On this day 182 years ago, 41 delegates from across what is now the state of Texas came together at a convention held at Washington-on-the-Brazos to discuss and adopt a Declaration of Independence from Mexico. Mexico had lured many settlers from the United States to take up residence in Tejas y Coahuila as it was known, and had made promises to the people who resided in that vast area. These promises were never intended to be adhered to, and the Texians were ready for change. At the convention, Richard Ellis was chosen as the president. A declaration very similar to the July 4, 1776 Declaration of Independence was drafted and signed by all attendees on March 2, 1836. Two of the people who signed the Declaration of Independence which created the Republic of Texas were Francisco Antonio Ruiz and Jose Antonio Navarro.
Even prior to the convention at Washington, on February 23, 1836, a battle of Texians assembled inside the grounds of the Alamo fortress against a growing number of Mexican soldiers had begun. The force defending the Alamo was under the joint command of Colonel James Bowie and Lt Colonel William Barrett Travis and included a group of Tennesseans under the command of former United States Congressman David Crockett. Their group was outnumbered about 10-1. For several days the freedom fighters were able to fend off the Mexican soldiers with cannon, musket, and pistol fire. But, by March 5, General Jose Antonio Lopez de Santa Anna had his full force of over 1800 trained soldiers positioned and ready. On March 6, the Mexican army attacked from the north, west, and south of the Alamo. The entire battle lasted only about an hour and a half, and afterward there were 182 Texian freedom fighters dead inside the grounds of the fortress. There were a few women, children, and slaves cowering inside the mission we now know as the Alamo. Santa Anna allowed these people to leave so they could tell of his victory. He also demanded that the bodies of the slain defenders of the Alamo be doused in oil and burned. All of these actions would soon come back to haunt the Napoleon of the West.
The final stanza of this glorious song took place some days later, after General Samuel Houston had retreated his army across the vast expanse of Texas until he had the army of the President of Mexico, General Jose Antonio Lopez de Santa Anna, where he could defeat them. On the plains surrounded by the San Jacinto River, the Mexican Army of over 1500 soldiers was ordered to camp overnight. During the night the army of General Houston, amounting to only 800 soldiers, was able to encircle the larger Mexican army, and prepared to attack. Early on the morning of April 21, 1836, the order to attack was made. The great and powerful Santa Anna and his army were caught completely by surprise. Over half of the Mexican troops were killed by the freedom fighters who attacked yelling “Remember the Alamo”. The entire battle lasted only about 18 minutes, and the soldiers not killed were taken captive. Among those captured was Santa Anna. The Battle of San Jacinto is recognized in history as one of the most decisive battles of all time.

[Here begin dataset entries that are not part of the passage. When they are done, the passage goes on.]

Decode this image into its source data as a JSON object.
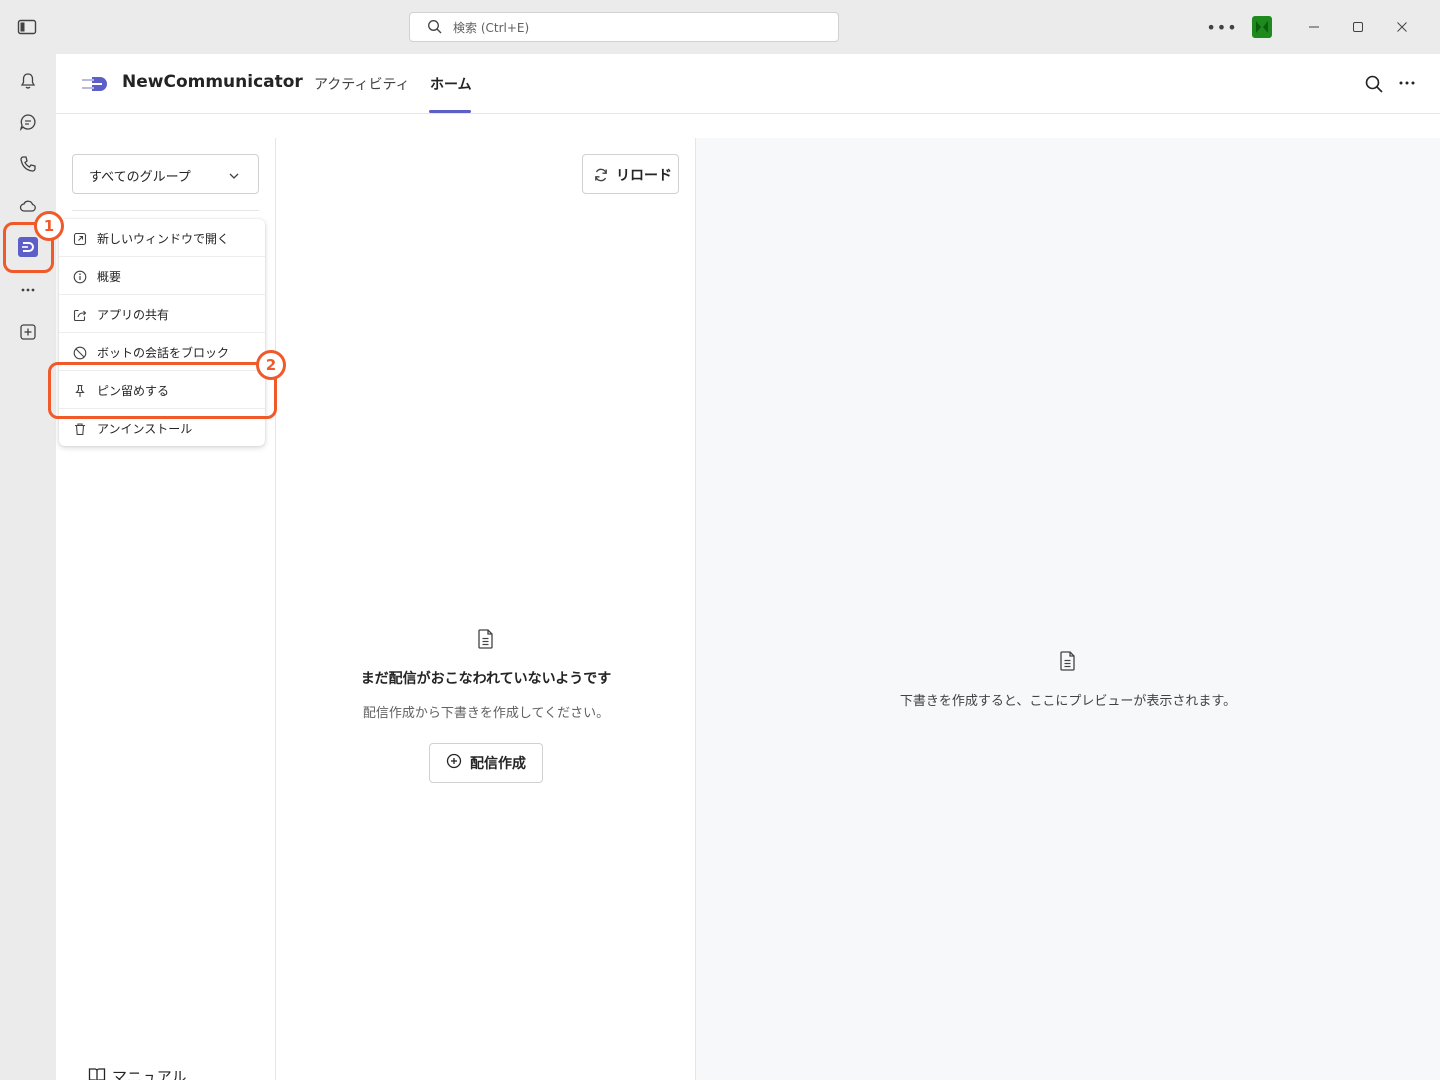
{
  "titlebar": {
    "search_placeholder": "検索 (Ctrl+E)",
    "more_label": "•••"
  },
  "app": {
    "name": "NewCommunicator",
    "tabs": [
      {
        "label": "アクティビティ",
        "active": false
      },
      {
        "label": "ホーム",
        "active": true
      }
    ],
    "accent_color": "#5b5fc7"
  },
  "left_panel": {
    "group_select_value": "すべてのグループ",
    "manual_label": "マニュアル"
  },
  "context_menu": {
    "items": [
      {
        "label": "新しいウィンドウで開く",
        "icon": "open-external-icon"
      },
      {
        "label": "概要",
        "icon": "info-icon"
      },
      {
        "label": "アプリの共有",
        "icon": "share-icon"
      },
      {
        "label": "ボットの会話をブロック",
        "icon": "block-icon"
      },
      {
        "label": "ピン留めする",
        "icon": "pin-icon"
      },
      {
        "label": "アンインストール",
        "icon": "trash-icon"
      }
    ]
  },
  "middle_panel": {
    "reload_label": "リロード",
    "empty_title": "まだ配信がおこなわれていないようです",
    "empty_subtitle": "配信作成から下書きを作成してください。",
    "create_label": "配信作成"
  },
  "right_panel": {
    "preview_text": "下書きを作成すると、ここにプレビューが表示されます。"
  },
  "annotations": [
    {
      "number": "1",
      "color": "#f0592a"
    },
    {
      "number": "2",
      "color": "#f0592a"
    }
  ]
}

After the battle, General Santa Anna signed a treaty with General Sam Houston giving Texas its independence from Mexico. And, thus was born a new nation, the Republic of Texas. Sam Houston later became the President of the Republic of Texas.
Texas is the only State in the United States of America that was once a country, although Hawaii was once a kingdom. Also something that needs to be said is that the men who battled against the Mexican army at the Alamo came from just about every state in the then United States and from European countries. Every time I visit the Alamo, I am amazed by the variety of people from around the world who are also there in about as much awe and reverence as I. The last time I was there I encountered Germans, English, Polish, Middle Eastern, Japanese, and even a few Texans.
I’ll see you on down the road.
Uncle Thereisno Justice